5 comments:

Jodi Schneider said...

This is a really good way of explaining the problem. I think that the type of "analysis" that's required is similar to the development of a crosswalk. So I don't think it should be off-putting, but it's certainly necessary!

Carolyn said...

In my day job, I'm a DBA and a data architect. You did a great job breaking down a very complex subject. But I do have a couple of thoughts. The most obvious one is that what's needed for your reporting is OLAP not OLTP. In other words, normalize the underlying data (your demo schema is not even 3rd normal form, particularly with the name table, though I understand completely why you couldn't present a fully normalized scheme for this dicussion) and then build a datawarehouse to address the concerns you note. That way you flatten out the normalized schema and get the quick reporting you need that displays the data in the format you require.

The new ITSC field, in which you can link a given "text" to multiple ISBNs seems like a partial solution to the issue you note. But it doesn't solve it completely so I expect the ITSC field to experience some pain as the shortcomings of that implementation will arise pretty quickly in the real world.

I confess that when I saw the definition of ISTC I felt there were serious underlying issues and even wondered if anyone at Bowker had considered hiring a data architect to iron out the problems.

These are NOT uncommon problems at all and businesses solved them ages ago.

Yet again, I am shocked that my DBA life and my writing life are intersecting.

Billio said...

I wish the analysis of bibliographic data would start from a selection of accepted "use cases".

I agree linked data is a good solution, if we can find a satisfactory way to incorporate the legacy of millions of MARC records into the database.

However, complex headings do solve an important use case: a meaningful arrangement of works for a prolific and well-published author or an anonymous work such as the Bible.

Fortunately, such an arrangement can be replicated and easily processed in a linked data model, if we make the model flexible enough.

This doesn't invalidate the need to present this linked data in a structured, linear way that mimics that provided by complex heading structures.

Karen Coyle said...

Billio - I totally agree that we need use cases. Unfortunately, I suspect that the cataloging community still has the card as the assumption in its collective mind, not the database and not the linked data web. In a sense, FRBR provides the "use cases" with its four user tasks (find, identify, select, obtain) but I personally find these to be totally inadequate; I want to add "stumble upon" or "follow link to" or "discover." But remember that FRBR was describing a new structure for our current (at that time, 1998) cataloging data.

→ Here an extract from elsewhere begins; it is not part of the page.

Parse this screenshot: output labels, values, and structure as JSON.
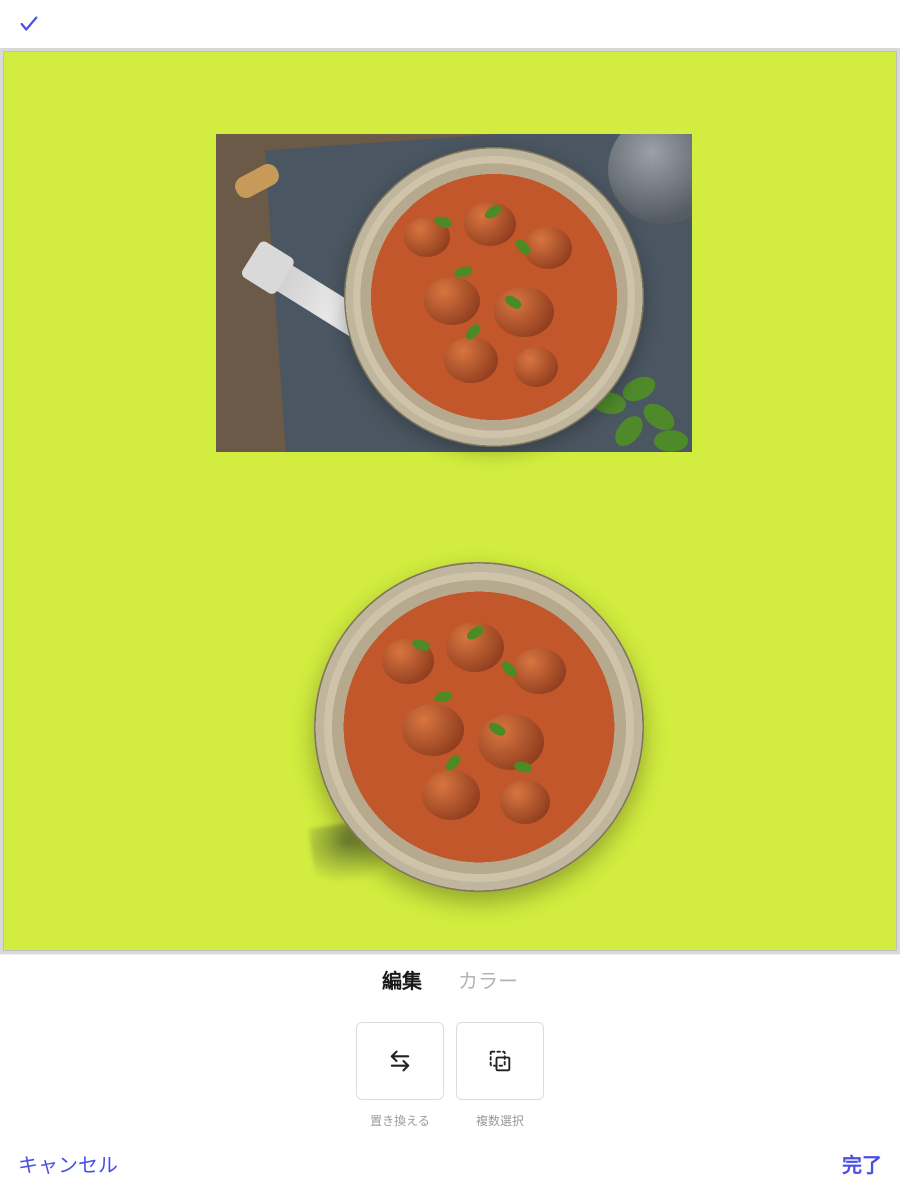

I really, really like the idea of use cases. I think I'll start a page on the futurelib wiki and put out a call. Look for that soon.

Mike Cosgrave said...

You are mainly looking at the problem of finding the book in a library, and missing a very important use case where Prof Boring wants the class to look at page 23 of a particular edition - date of publication would make more sense as edition, off of which editor, publisher and indeed language hang.

There is an underlying disconnect between merely solving a library problem of managing books, and a broader problem of what the users do with the book. It is very similar to genealogy where there is, or was, a common, dominant file format created for a particular use case which was not very satisfactory for other uses.